Cardiovascular disease, which consists of hypertension, coronary heart disease, and cerebrovascular accidents, affects over 82 million American adults and is currently the leading cause of death in the United States. The Center for Disease Control and Prevention (CDC) identifies high-blood cholesterol as one of the main risk factors in the development of these diseases. Furthermore, 71 million Americans report having a high-blood cholesterol level, yet only about one third of those people have it under control (CDC, 2014c). The National Cholesterol Education Program Adult Treatment Panel III (NCEP ATP III) guidelines recommend that adults 20 years or older be screened for high cholesterol once every 5 years. The purpose of the current research was to determine if primary care providers are screening adults between the ages of 20 and 40 years for high-blood cholesterol levels, according to recommendations stated in NCEP ATP III guidelines. The current research also identified the presence of cardiovascular disease risk factors in patients who were screened for cholesterol levels and who were not screened for cholesterol levels. vi The questions asked by the current research included: Are primary care providers performing a fasting lipoprotein profile on patients between the ages o f 20 and 40 years once every 5 years? Were risk factors present in the patients who had a fasting lipoprotein profile performed? Were risk factors present in the patients who did not have a fasting lipoprotein profile performed? The current research utilized a quantitative, retrospective chart review of 500 patient charts from 5 participating clinics. All charts belonging to patients between the ages of 20 and 40 years were eligible. These charts were reviewed for adherence to the NCEP ATP III guidelines and were further reviewed for certain cardiovascular risk factors identified within the NCEP ATP III guidelines indicating the need for cholesterol screening. Once data were compiled, it was analyzed by descriptive statistics. Based on the research data, primary care providers are not consistently following the NCEP ATP III guidelines for routinely performing cholesterol screening in adults between the ages of 20 and 40 years. The current research concluded that primary care providers need additional education regarding the NCEP ATP III guidelines for cholesterol screening.

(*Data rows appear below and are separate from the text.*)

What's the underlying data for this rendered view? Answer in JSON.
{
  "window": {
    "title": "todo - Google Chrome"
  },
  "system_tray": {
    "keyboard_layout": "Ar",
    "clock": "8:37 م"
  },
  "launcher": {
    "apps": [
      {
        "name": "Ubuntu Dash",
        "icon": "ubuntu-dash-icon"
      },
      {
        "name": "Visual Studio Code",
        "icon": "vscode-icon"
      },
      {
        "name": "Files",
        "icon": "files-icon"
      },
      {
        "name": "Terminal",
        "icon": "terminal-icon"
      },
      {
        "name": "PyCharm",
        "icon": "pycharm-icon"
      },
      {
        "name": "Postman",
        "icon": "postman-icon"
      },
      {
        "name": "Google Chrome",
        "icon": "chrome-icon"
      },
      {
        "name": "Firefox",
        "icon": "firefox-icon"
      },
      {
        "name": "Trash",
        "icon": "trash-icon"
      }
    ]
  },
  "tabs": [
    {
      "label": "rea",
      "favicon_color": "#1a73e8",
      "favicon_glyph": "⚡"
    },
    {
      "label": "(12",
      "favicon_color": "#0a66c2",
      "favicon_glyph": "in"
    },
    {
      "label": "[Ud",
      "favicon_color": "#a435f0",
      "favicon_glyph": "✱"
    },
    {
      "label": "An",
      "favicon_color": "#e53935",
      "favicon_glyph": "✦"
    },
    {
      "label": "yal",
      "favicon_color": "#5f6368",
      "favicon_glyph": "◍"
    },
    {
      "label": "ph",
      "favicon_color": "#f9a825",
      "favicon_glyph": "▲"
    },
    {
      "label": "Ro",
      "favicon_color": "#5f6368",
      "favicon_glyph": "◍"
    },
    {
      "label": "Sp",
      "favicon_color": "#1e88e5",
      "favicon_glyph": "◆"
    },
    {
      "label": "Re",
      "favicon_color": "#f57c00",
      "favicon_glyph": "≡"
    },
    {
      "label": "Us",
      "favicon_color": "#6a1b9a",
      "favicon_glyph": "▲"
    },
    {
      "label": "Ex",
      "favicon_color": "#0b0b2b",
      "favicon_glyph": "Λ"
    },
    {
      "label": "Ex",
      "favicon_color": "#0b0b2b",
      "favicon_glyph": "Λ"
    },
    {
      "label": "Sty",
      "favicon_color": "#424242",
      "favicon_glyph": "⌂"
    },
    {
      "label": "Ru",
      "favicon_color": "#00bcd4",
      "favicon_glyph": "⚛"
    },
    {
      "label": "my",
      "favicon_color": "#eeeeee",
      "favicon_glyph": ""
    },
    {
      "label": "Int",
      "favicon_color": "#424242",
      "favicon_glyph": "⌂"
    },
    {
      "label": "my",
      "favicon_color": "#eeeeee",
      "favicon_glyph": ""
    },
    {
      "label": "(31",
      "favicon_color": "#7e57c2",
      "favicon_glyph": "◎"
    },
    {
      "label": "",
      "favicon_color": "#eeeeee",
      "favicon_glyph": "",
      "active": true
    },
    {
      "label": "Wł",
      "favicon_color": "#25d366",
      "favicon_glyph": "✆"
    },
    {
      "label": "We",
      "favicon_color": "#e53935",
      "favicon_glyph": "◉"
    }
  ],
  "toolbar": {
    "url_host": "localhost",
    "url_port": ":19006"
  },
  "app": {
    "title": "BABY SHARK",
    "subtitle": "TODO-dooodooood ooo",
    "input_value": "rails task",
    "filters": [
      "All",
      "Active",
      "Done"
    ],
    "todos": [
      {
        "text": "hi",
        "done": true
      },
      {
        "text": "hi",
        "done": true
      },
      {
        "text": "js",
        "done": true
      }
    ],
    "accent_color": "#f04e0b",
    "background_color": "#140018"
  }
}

Master of Science in Nursing (MSN)
Mattina, Jane, "Analysis of Cholesterol Screening Practices" (1990). MSN Research Projects. 251.